- February 6, 2017
Brighton has a history of three iconic piers: the Chain Pier (1823 – 1896), the West Pier (1866 – 1975) and the Palace Pier (currently Brighton Pier and soon to be Brighton Palace Pier) (1899 – still going strong). I spent a lovely afternoon last week having been invited by Anne Martin to tea on the Palace Pier, and even in the bleak midwinter, a walk on the pier and some tea and cake is still a magical and romantic experience.
Many years ago, I wrote a song to Brighton to capture this magic and romance, which we later used as the theme tune for our TV channel.
“I wasn’t born here but I was born to be here
In between The Village and The Palace Pier
Nothing here is quite like what it seems
Two hundred thousand people but a million dreams”
I guess Luke Johnson who bought the pier recently must feel like us Brightonians who love the pier!

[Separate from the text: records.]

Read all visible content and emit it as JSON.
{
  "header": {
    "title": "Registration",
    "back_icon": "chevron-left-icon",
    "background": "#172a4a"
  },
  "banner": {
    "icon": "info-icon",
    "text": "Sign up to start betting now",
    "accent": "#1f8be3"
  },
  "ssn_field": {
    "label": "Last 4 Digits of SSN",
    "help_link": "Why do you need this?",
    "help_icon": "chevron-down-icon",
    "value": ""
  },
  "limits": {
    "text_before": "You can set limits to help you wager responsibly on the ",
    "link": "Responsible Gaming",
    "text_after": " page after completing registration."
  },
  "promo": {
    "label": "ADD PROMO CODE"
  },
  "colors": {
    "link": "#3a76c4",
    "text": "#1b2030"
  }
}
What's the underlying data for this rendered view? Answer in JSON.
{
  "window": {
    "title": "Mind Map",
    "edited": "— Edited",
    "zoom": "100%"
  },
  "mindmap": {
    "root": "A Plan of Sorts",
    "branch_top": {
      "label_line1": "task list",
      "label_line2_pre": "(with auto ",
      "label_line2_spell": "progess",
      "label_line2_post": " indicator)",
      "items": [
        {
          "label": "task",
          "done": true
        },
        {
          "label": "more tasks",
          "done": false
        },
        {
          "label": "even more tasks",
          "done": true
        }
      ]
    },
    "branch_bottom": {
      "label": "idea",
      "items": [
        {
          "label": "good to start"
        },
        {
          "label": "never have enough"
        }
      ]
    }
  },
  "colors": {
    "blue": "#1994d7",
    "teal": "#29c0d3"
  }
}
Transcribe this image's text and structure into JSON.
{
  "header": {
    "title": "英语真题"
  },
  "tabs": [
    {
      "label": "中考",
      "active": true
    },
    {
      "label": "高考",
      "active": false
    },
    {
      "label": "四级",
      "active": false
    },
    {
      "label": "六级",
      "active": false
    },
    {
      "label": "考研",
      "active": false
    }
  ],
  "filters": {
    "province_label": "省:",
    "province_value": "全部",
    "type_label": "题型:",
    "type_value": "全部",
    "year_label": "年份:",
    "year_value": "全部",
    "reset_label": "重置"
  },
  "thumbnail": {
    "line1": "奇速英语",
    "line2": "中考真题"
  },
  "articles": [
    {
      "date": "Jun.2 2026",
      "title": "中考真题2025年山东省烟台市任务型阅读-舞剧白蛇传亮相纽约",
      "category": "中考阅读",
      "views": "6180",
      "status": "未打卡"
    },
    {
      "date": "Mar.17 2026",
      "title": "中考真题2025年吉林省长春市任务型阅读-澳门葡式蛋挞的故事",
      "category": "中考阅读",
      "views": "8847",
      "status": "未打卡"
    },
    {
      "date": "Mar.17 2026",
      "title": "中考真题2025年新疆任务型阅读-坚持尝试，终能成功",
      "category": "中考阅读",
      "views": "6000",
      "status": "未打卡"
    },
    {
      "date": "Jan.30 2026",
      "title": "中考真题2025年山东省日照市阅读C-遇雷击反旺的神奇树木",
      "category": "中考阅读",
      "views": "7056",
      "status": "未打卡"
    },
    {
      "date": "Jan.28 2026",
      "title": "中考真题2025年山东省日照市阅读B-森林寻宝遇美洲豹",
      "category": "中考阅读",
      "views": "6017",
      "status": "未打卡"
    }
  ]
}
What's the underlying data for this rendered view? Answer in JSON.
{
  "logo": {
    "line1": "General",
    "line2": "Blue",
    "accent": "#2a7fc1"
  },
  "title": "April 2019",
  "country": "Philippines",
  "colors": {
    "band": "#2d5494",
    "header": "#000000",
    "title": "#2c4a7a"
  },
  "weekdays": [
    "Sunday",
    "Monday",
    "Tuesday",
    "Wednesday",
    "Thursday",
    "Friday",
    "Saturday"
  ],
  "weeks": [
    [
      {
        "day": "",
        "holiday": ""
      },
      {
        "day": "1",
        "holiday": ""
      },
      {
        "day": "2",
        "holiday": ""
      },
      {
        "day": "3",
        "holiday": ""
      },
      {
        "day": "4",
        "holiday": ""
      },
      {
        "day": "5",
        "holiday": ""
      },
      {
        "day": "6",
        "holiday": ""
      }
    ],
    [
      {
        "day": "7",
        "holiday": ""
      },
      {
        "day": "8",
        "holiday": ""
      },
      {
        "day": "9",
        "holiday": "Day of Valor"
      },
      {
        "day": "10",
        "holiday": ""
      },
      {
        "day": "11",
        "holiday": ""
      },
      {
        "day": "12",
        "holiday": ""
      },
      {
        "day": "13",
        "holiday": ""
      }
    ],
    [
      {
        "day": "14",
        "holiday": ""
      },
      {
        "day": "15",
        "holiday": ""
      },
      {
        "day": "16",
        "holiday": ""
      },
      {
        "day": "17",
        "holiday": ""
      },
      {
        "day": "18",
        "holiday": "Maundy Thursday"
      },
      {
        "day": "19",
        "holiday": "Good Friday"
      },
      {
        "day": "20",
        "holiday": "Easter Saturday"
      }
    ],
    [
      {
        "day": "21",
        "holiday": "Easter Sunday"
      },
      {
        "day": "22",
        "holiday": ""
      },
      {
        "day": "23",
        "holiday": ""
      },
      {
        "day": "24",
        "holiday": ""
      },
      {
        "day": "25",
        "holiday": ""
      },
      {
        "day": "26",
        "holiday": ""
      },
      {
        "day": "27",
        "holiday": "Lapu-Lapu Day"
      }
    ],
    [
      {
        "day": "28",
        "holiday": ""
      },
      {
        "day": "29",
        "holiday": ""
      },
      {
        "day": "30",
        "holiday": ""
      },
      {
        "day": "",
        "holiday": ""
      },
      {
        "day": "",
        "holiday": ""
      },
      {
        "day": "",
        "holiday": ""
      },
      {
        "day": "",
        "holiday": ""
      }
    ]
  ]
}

And I’m so glad that Luke and Anne have brought it back as The Palace Pier, well Brighton Palace Pier! Even better.
Recently Latest TV made a documentary about the history of the West Pier, from the ingenious designs of engineer, Eugenius Birch. We charted its fabled history, from its heyday in the 1920s and 1930s, to its status as the ultimate film location for O What a Lovely War, and Carry On Girls, to the devastating fires and storms that ravaged and ultimately destroyed it, despite the heroic efforts of people to save the pier.
Here’s to those who’ve made Brighton peerlessly full of piers
The West Pier location has had a recent saviour with the majestic British Airways i360 created by remarkable architect husband and wife team, David Marks and Julia Barfield. The BAi360 rises like a phoenix from the ashes of the old pier. It was a real privilege for our crew to go up in the BAi360 with Leonard Goldman who celebrated his 100th birthday on top of the BAi360 whilst reminiscing about the fun he had on the West Pier playing the famous stockbroker machines.
A few weeks ago I went on the refurbished Eastbourne Pier. It also has a new name. It had gold everywhere. I had tea with the owner who arrived in a gold car with golden diamond rings on every finger, that matched the shining golden chandeliers in his tea room. He called himself The Sheikh. And on this pier there’s a refurbished old Camera Obscura. Where else would this appear but a pier?
As I left after another great tea and cake and fresh air filled afternoon I saw the sign: “Thank you for visiting Sheikh’s Pier.” Is it mad inventors who make the piers or is it the piers that make people go a bit crazy. Whatever, I love them. So here’s to Eugenius Birch and all those who’ve made Brighton peerlessly full of piers.
Stay in touch @latestbrighton
Watch our history of the West Pier, to celebrate the 150th anniversary: www.bit.ly/2k9zd5O